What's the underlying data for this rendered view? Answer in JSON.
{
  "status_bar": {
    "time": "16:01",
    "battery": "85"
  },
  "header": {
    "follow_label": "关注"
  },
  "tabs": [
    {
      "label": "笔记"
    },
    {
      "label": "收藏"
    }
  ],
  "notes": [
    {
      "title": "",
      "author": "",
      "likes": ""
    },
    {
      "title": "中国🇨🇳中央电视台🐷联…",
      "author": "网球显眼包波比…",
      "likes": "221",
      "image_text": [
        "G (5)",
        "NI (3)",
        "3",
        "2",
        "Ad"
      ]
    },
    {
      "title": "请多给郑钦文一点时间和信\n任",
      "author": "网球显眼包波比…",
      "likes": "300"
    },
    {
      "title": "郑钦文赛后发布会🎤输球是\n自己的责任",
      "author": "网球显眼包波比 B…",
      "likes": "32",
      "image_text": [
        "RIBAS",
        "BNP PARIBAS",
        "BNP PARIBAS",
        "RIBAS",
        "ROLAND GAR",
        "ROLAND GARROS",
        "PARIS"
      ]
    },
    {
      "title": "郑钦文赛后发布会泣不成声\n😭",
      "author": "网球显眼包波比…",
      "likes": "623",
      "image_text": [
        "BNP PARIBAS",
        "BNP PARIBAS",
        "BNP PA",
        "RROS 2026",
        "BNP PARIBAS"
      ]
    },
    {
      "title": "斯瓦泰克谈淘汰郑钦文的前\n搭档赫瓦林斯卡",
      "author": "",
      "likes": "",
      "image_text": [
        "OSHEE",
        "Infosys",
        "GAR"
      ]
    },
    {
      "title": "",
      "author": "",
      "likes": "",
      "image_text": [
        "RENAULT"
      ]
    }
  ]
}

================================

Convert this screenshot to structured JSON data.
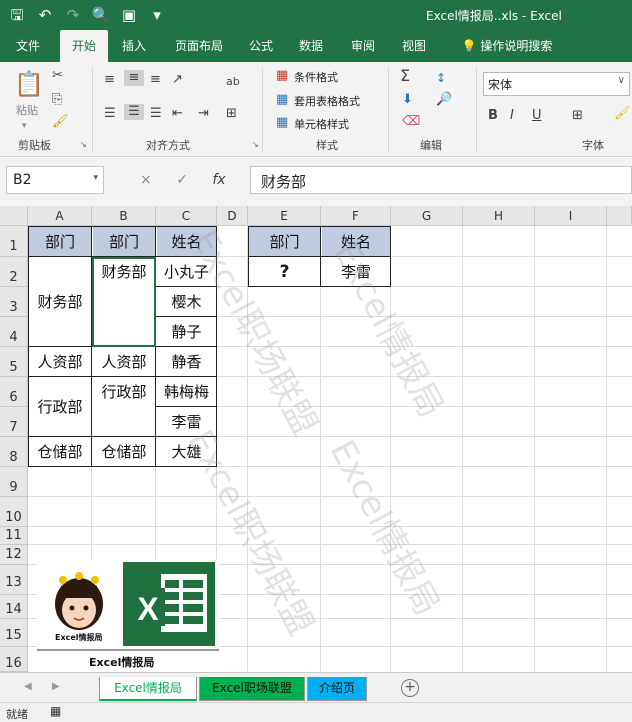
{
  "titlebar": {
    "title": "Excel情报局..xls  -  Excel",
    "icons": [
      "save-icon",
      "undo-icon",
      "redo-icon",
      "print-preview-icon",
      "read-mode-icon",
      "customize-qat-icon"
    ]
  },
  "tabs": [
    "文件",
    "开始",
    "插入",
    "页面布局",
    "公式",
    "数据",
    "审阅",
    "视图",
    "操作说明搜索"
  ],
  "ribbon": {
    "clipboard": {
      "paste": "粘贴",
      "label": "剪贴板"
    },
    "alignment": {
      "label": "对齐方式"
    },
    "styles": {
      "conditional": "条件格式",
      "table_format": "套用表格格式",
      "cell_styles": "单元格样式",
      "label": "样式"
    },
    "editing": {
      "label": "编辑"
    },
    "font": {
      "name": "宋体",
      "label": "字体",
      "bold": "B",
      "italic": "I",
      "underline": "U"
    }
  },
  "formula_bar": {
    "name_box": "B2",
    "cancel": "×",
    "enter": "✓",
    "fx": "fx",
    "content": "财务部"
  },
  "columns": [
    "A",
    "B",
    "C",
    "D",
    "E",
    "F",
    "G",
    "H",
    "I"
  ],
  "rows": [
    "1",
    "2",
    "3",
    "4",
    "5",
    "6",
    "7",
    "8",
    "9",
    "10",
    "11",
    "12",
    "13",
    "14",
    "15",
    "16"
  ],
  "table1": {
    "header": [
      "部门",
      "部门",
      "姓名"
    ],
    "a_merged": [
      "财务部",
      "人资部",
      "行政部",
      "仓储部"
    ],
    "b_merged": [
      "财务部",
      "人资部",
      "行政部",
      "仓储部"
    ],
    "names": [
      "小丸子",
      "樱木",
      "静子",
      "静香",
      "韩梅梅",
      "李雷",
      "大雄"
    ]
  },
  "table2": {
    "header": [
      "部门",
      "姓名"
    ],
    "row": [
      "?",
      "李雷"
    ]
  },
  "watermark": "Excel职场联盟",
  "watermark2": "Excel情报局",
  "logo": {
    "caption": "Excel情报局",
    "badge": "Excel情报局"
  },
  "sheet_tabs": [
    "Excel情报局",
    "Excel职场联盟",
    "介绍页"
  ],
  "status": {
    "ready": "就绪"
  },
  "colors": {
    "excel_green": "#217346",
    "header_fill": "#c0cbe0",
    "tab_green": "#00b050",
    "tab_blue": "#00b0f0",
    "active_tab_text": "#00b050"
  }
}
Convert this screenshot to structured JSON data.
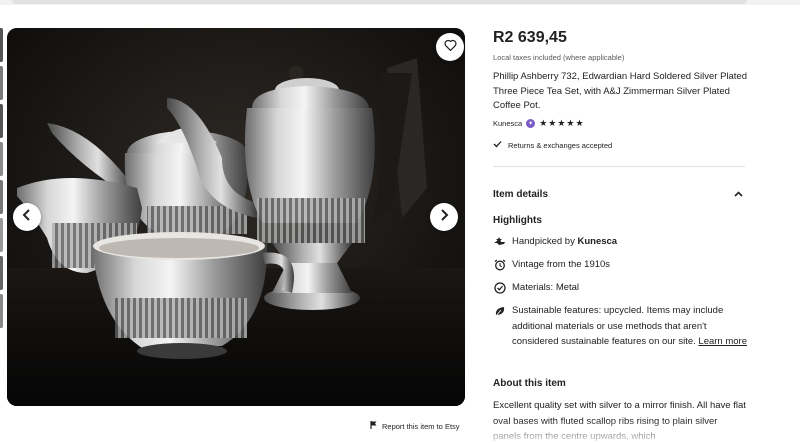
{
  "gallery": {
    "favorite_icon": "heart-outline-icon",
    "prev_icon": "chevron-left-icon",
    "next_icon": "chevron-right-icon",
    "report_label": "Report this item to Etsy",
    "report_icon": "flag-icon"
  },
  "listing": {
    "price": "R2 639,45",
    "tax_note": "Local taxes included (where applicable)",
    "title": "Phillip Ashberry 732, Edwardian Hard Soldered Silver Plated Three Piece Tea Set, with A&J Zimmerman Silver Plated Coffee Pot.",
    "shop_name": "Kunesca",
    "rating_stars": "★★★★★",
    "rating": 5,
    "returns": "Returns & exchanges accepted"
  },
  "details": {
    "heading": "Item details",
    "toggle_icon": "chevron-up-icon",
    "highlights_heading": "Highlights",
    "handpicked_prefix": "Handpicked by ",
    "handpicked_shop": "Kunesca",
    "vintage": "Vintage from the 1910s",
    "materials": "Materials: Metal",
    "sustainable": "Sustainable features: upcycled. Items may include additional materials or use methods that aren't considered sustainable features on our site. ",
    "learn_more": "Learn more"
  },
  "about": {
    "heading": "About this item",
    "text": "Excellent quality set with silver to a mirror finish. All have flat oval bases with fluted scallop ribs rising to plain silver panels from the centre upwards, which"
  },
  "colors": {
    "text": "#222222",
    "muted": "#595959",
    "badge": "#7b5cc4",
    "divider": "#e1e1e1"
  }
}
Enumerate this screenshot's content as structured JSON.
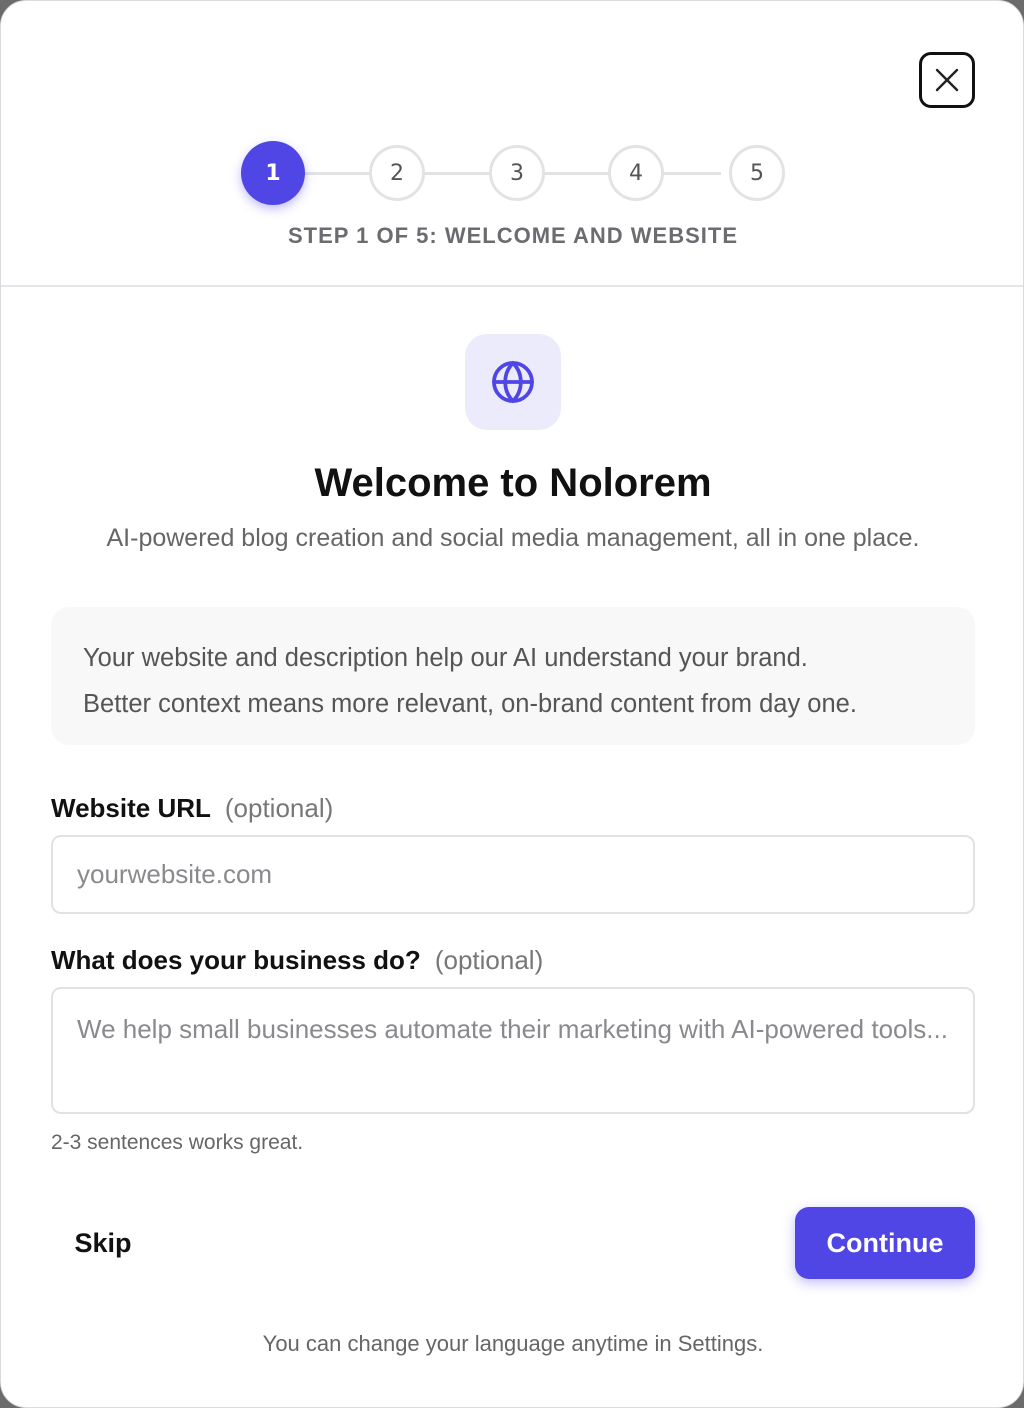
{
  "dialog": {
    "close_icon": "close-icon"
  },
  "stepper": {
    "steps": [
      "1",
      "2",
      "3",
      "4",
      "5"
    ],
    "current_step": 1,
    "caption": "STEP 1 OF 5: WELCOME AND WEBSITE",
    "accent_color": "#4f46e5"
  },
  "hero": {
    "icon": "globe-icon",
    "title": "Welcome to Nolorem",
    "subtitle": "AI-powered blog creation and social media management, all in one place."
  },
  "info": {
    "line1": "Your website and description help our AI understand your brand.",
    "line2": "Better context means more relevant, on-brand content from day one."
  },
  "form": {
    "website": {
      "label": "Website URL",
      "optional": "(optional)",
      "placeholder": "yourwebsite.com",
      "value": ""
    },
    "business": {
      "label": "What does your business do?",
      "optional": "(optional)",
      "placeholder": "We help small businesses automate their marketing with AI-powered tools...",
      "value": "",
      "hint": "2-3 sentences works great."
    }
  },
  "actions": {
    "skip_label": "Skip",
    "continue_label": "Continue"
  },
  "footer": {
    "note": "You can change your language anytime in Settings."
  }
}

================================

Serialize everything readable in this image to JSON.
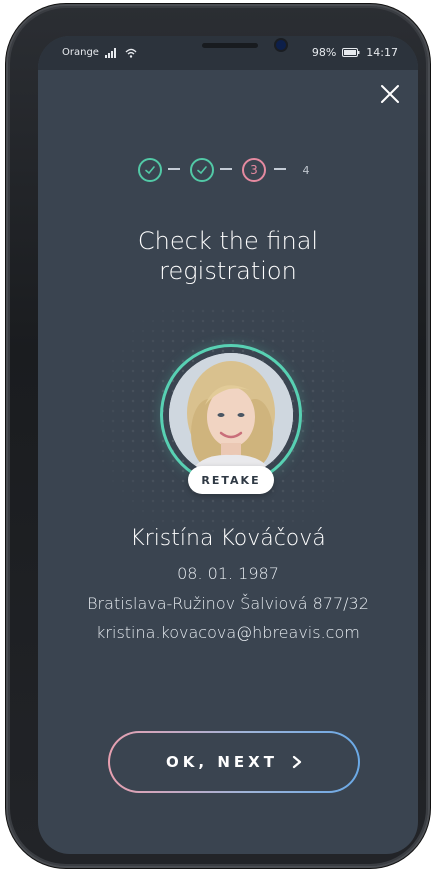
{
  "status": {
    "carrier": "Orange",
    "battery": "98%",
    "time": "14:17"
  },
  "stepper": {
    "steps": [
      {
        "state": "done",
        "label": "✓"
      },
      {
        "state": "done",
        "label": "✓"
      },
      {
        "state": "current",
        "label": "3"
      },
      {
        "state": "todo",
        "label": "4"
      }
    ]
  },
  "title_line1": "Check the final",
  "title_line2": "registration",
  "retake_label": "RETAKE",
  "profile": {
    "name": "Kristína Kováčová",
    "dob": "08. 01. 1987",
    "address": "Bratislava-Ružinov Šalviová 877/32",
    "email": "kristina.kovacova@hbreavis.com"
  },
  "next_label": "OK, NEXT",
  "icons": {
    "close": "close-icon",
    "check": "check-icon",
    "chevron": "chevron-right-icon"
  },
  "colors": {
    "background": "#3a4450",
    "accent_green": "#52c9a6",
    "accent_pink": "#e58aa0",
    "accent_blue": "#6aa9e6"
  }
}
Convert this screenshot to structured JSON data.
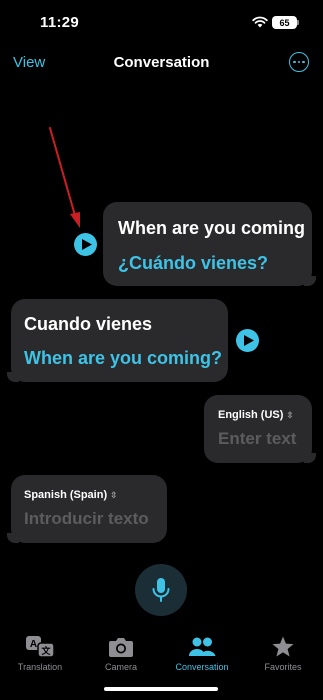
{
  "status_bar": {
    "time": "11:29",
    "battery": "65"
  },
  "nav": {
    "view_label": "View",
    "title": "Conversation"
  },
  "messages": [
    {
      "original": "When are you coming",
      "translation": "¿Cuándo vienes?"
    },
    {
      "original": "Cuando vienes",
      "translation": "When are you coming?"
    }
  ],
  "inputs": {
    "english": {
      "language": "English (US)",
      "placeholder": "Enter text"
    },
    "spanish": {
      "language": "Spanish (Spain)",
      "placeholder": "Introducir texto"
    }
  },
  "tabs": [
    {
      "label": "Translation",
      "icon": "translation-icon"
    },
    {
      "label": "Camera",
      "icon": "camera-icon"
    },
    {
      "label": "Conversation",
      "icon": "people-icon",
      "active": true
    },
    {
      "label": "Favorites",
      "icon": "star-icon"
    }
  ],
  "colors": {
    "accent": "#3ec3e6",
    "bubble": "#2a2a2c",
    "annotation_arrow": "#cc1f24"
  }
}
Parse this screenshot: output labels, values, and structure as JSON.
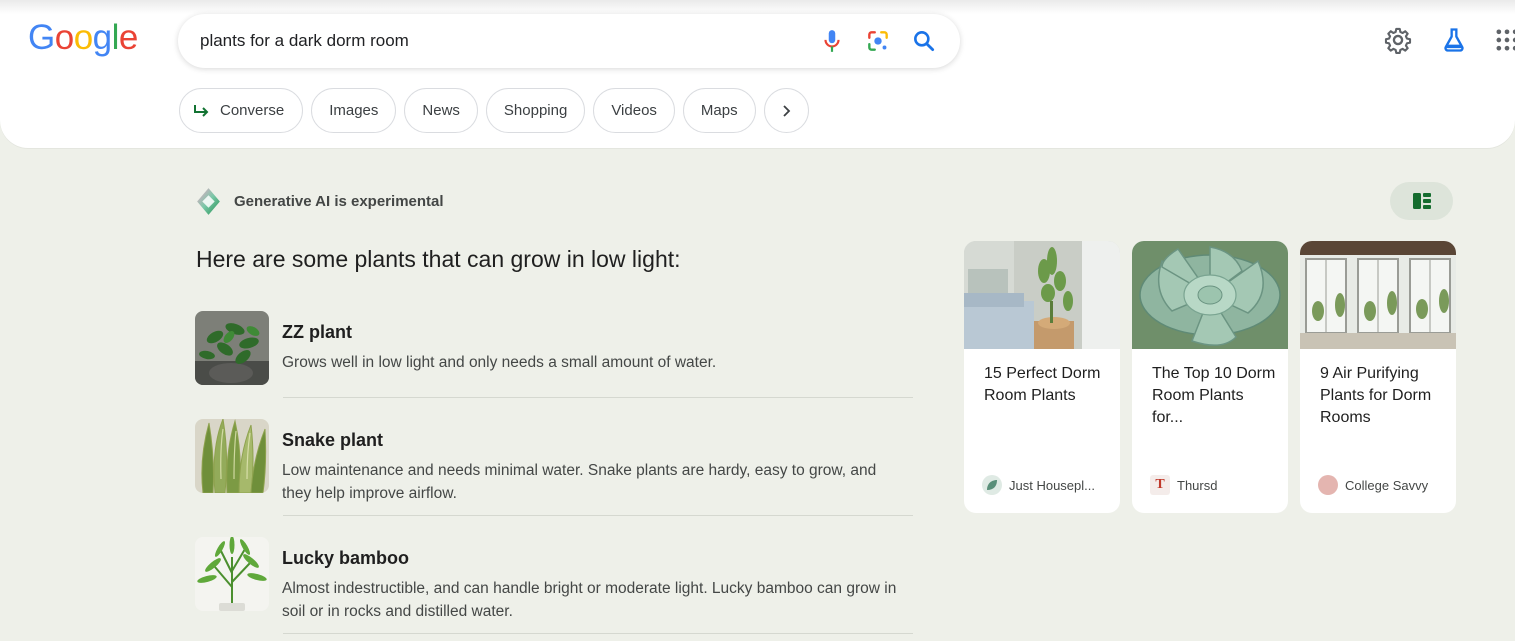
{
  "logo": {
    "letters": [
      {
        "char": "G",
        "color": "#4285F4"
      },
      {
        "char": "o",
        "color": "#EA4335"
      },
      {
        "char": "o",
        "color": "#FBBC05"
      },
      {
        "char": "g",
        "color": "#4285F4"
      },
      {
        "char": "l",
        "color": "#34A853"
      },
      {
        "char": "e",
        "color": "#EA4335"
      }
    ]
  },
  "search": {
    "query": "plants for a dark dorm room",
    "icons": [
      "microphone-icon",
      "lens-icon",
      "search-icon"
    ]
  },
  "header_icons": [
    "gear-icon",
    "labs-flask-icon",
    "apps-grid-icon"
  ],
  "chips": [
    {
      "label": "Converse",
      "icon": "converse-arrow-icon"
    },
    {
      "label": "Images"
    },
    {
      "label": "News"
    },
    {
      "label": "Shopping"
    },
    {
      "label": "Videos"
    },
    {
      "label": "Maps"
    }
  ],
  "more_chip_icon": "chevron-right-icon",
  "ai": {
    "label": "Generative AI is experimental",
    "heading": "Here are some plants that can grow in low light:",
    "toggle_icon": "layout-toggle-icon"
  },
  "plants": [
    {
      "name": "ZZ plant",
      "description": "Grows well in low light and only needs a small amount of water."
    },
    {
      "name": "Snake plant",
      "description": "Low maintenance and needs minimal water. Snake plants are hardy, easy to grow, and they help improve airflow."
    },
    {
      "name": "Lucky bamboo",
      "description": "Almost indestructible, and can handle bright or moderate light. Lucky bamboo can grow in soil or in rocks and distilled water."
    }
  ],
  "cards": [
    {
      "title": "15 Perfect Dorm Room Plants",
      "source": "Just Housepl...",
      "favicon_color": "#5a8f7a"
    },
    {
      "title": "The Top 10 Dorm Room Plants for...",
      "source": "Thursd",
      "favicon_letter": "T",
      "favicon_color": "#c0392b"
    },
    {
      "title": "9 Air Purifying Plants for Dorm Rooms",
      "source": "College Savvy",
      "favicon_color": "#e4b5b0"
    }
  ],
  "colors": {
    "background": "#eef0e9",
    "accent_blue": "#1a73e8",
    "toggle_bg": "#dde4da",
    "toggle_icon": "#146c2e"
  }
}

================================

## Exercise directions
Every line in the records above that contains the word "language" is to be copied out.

## Answer area
    "note": "You can change your language anytime in Settings."
      "language": "English (US)",
      "language": "Spanish (Spain)",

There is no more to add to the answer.